GNOME Shell is an interesting project that is trying to redefine how users interact with their applications, windows, and documents. The project shows a lot of promise, and works quite nicely in practice. While I like the overall design, I dislike the current system for launching common applications. Right now, the “activated” mode of GNOME Shell looks like this:
Nine spaces for commonly-used programs? Not enough. Furthermore, if I just want to launch a program, I have to reveal dozens of UI controls that I’m uninterested in, including the search box, workspace manager, and all sorts of devices, places, and documents.
On my personal GNOME desktop, I have a panel of quick-launch icons on my desktop arranged on the left side of the screen like this:
It’s similar to an OSX Dock — it is normally hidden, but a simple mouse hover anywhere on the left edge of the screen reveals the launchers. This makes it very quick to launch programs. Since the current GNOME Shell design already makes use of the left side of the screen, it should be possible to combine the efficiency of a launcher panel with the power of the full shell. Clicking on the Activities button or moving the mouse to the top left corner of the screen would open the full view like it does now, but hovering on the left edge of the screen would just pop up a panel of application launchers.
I made a very simple mockup based on the one by William Jon McCann:
The launcher panel becomes a sort of sneak-peak of the full view. If you just want to launch a program, just the left edge of the panel slides into view. If you want the rest of the controls, the rest of the UI slides out. With the right animation, this could be a really cool effect.
This mockup is far from perfect. The part that needs the most attention is the full view:
There are a lot of details that are easy to criticize here. The “Applications” heading is quite small, and very crowded. The ugly [+] button at the bottom is an afterthought to provide some way of adding more launchers. The launchers are still too big, especially with the application name text underneath each one.
Despite these layout flaws, I think the concept holds up. In its completely collapsed mode, the slight visible edge of the launcher panel acts as a hint to new users that there is functionality to the left side of the screen. The half-revealed launcher panel is efficient and usable. And the full view provides the screen real estate necessary to customize the more compact view.
Launching programs needs to be super-simple for new users, and super-quick for advanced users.
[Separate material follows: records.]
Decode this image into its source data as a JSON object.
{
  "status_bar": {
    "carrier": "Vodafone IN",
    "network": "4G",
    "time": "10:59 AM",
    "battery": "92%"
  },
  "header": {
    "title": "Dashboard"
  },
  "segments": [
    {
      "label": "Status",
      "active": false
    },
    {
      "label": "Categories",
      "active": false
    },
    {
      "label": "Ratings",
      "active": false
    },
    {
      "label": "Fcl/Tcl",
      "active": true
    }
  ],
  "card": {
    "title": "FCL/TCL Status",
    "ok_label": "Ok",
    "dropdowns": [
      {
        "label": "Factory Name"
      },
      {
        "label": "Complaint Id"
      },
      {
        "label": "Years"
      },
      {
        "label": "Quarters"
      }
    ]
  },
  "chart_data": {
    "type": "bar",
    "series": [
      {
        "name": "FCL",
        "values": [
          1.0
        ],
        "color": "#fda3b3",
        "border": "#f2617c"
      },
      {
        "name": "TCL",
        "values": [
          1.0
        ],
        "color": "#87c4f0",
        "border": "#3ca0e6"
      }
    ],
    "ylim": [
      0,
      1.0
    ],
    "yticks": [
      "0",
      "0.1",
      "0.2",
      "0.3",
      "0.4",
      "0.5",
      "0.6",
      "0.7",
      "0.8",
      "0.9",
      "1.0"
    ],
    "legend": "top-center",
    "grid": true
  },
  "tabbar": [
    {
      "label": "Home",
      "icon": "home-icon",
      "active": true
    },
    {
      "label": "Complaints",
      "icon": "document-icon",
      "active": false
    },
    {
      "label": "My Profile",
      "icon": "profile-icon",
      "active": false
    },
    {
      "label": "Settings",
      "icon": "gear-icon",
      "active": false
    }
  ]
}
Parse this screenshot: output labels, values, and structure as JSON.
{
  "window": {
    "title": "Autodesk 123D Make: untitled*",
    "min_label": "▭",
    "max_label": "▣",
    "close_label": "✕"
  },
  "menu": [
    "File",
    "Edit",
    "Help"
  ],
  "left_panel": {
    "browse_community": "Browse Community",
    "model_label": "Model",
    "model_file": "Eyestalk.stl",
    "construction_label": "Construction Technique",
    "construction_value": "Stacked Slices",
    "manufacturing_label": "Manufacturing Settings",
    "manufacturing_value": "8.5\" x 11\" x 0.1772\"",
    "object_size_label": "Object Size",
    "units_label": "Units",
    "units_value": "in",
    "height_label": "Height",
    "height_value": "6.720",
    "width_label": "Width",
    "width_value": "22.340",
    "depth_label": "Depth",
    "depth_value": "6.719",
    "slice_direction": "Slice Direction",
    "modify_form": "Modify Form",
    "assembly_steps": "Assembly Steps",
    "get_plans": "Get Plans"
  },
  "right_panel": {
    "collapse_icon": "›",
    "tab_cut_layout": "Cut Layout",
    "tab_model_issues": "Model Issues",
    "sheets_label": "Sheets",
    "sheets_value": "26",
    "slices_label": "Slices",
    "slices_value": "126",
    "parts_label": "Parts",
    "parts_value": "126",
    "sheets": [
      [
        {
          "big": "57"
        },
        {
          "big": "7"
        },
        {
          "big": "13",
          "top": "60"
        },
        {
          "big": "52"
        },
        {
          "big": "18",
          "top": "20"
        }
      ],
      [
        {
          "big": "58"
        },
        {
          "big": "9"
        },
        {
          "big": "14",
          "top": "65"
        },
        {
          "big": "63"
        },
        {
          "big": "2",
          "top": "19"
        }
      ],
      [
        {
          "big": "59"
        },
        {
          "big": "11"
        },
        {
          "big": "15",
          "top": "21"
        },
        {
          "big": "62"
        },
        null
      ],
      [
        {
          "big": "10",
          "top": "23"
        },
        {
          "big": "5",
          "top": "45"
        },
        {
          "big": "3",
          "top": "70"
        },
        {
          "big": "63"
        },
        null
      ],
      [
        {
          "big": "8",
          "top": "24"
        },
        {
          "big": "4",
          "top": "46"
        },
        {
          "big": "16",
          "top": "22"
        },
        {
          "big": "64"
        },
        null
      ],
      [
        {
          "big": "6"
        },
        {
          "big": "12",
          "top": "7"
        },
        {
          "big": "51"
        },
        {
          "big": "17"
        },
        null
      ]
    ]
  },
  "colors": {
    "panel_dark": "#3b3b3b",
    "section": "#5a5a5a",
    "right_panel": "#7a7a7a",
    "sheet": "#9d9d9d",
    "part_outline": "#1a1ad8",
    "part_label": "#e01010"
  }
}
This design satisfies both these requirements. I would also argue that it leads users from familiar territory, a launcher bar, to a new UI concept that’s a little strange at first. Introducing a brand new interface is scary for users, so providing this path would make adoption easier.
Here are the three states for the new shell: